***** SUPPLIED MATERIAL *****

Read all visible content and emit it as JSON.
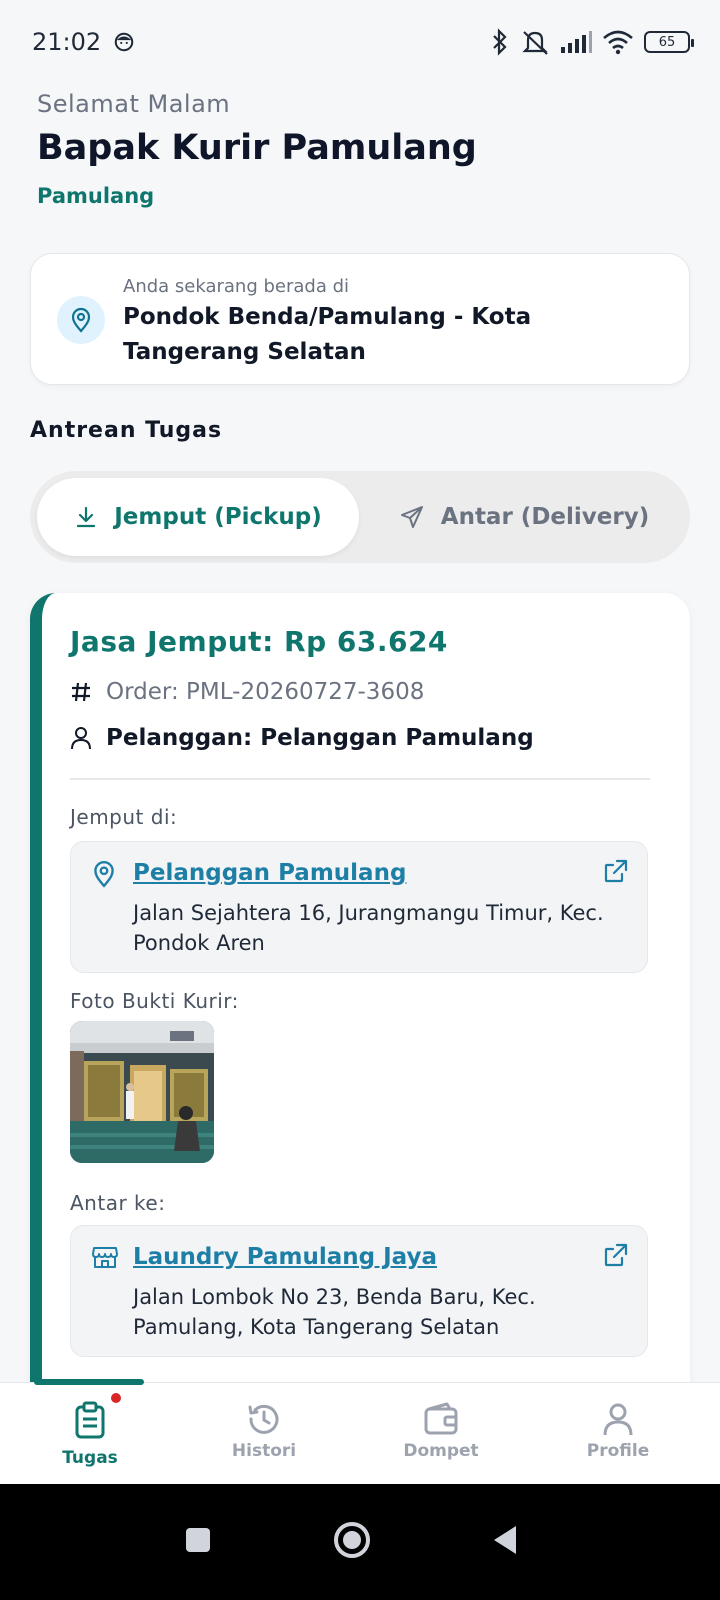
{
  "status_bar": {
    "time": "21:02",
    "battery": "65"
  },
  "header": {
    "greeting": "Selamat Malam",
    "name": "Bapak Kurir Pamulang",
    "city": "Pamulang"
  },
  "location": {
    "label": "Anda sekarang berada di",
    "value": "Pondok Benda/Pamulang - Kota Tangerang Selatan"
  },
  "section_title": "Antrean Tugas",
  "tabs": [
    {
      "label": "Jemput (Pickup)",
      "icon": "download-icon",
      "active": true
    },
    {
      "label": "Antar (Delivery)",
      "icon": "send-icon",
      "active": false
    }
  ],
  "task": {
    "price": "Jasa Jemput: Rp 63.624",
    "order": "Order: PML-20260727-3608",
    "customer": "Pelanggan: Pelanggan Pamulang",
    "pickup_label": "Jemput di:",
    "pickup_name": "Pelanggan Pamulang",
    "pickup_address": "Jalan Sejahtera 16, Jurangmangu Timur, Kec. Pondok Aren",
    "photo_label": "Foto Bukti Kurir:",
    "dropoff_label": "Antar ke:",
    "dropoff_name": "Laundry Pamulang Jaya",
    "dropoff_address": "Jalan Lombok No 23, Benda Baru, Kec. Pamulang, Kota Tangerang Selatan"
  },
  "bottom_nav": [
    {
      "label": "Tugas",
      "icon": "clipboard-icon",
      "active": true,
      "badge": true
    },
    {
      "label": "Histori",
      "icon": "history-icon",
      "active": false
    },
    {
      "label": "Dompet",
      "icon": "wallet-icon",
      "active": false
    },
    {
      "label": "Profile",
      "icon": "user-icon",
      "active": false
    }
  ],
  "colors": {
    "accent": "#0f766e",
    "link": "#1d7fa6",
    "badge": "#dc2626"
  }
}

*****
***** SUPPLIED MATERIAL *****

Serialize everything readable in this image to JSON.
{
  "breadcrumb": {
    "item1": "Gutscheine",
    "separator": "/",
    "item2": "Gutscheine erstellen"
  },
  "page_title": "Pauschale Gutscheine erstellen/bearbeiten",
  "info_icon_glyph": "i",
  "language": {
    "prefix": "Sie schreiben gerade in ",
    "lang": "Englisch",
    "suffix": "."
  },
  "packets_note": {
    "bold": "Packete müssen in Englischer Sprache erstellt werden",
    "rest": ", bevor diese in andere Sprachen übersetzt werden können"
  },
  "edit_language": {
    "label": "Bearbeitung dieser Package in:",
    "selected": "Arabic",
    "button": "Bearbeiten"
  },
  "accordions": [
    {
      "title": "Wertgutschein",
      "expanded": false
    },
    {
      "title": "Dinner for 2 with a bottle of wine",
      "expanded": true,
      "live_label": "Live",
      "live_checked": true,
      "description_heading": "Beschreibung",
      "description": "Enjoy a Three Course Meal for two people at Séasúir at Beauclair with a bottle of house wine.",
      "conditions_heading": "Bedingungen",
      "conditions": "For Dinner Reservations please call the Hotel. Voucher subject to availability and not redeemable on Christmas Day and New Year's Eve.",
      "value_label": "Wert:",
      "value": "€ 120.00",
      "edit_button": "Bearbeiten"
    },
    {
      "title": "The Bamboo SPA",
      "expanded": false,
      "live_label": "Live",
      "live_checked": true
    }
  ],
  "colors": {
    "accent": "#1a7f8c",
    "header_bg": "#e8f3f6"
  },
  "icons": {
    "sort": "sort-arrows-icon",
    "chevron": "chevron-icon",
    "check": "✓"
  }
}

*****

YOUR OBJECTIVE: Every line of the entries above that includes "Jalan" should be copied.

FINAL ANSWER:
    "pickup_address": "Jalan Sejahtera 16, Jurangmangu Timur, Kec. Pondok Aren",
    "dropoff_address": "Jalan Lombok No 23, Benda Baru, Kec. Pamulang, Kota Tangerang Selatan"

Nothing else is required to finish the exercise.